Watch The Fine Print

Being good can be very, very bad for disability income insurance claimants in many ways, all locked away in the fine print of the policy. See Mr. Nice Guy.

A recent New York case added a new pitfall for claimants who try working at a lesser job even when they are physically or mentally not up to it. Insurance companies ambush unsuspecting “Good Joes” waiting for them to fall into the trap of trying to continue to work even if they can’t hack it because of their disability.

The issue in McCauley v. First Unum Life Ins. Co., 551 F.3rd 126 (2nd Cir., 2008) , did not involve the warning we issued in Mr. Nice Guy. McCauley dealt with the insurance company tactic of wrongfully withholding benefits and thereby forcing a disabled person to do anything in order to live, and then claiming that the new work cut off the insured’s right to claim the disability under the terms of the policy.

The First Unum policy in this case contained a provision that if the insured was employed for more than 6 months while earning more than 80% of predisability income, the insured would not be entitled to benefits.

After Unum wrongfully denied him benefits, the insured, desperately needing money to live, worked for 8 months at a salary exceeding the 80% limit. He worked at a company which was sympathetic to his disabling condition and employed him anyway, recognizing the limitations of his disability.

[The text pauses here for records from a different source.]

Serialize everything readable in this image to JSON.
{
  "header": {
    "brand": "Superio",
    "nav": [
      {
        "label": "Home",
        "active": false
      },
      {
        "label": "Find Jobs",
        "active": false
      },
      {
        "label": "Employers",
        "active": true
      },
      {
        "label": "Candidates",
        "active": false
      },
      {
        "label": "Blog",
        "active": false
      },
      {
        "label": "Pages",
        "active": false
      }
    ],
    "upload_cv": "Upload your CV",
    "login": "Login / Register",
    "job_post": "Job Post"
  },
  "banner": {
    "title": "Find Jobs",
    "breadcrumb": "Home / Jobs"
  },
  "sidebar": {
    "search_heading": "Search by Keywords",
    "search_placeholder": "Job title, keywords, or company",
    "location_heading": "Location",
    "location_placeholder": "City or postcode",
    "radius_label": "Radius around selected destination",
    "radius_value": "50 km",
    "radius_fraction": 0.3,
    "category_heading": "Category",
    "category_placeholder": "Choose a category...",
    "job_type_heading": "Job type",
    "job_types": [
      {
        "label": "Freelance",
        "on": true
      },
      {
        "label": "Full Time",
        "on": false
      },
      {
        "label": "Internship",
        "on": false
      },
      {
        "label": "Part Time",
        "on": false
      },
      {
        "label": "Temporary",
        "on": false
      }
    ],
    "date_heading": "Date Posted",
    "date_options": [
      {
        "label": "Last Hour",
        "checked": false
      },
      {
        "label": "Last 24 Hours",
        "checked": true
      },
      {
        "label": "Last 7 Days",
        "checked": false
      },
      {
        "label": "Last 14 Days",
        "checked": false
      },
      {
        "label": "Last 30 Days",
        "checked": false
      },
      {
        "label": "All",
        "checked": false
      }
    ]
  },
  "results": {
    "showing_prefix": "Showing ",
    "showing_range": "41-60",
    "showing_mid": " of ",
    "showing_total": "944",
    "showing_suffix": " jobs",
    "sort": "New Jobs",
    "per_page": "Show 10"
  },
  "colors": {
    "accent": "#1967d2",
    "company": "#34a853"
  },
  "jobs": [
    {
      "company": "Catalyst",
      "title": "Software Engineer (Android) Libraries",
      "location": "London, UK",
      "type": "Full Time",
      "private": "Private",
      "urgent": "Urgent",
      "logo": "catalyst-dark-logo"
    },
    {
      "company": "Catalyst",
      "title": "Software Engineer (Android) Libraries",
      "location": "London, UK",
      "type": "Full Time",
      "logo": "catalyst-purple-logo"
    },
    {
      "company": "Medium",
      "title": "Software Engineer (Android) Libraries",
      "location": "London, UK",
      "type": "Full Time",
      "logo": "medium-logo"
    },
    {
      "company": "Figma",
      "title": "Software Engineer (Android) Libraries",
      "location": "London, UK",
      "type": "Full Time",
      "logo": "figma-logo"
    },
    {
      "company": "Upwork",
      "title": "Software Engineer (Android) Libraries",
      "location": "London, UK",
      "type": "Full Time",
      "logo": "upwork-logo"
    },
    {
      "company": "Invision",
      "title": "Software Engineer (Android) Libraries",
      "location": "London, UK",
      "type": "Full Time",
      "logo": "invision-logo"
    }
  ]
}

But, even with this compassionate help and despite his pressing financial needs, the claimant could not continue because his condition was too debilitating.

Even though the policy was governed by the ERISA statute, First Unum jumped on the issue of claimant’s employment for 8 months, citing the policy language, even though First Unum’s wrongful denial of benefits put the claimant in a position where he needed money to live so desperately, that he was forced to try to work, no matter how trying or demeaning it was to work in his condition.

But, the court, in its wisdom, applied the ERISA doctrine of unconscionability, declaring that to wrongfully deny ERISA benefits and force a disabled claimant to try to earn income at peril to his health, and then to claim this employment destroys the claimant’s right to benefits, is unconscionable and First Unum’s denial of benefits would not stand.

It is heartening when a court recognizes that the reality of just trying to go on living trumps the cold, hard, sometimes unrealistic and impractical, language insurance companies use in their policies.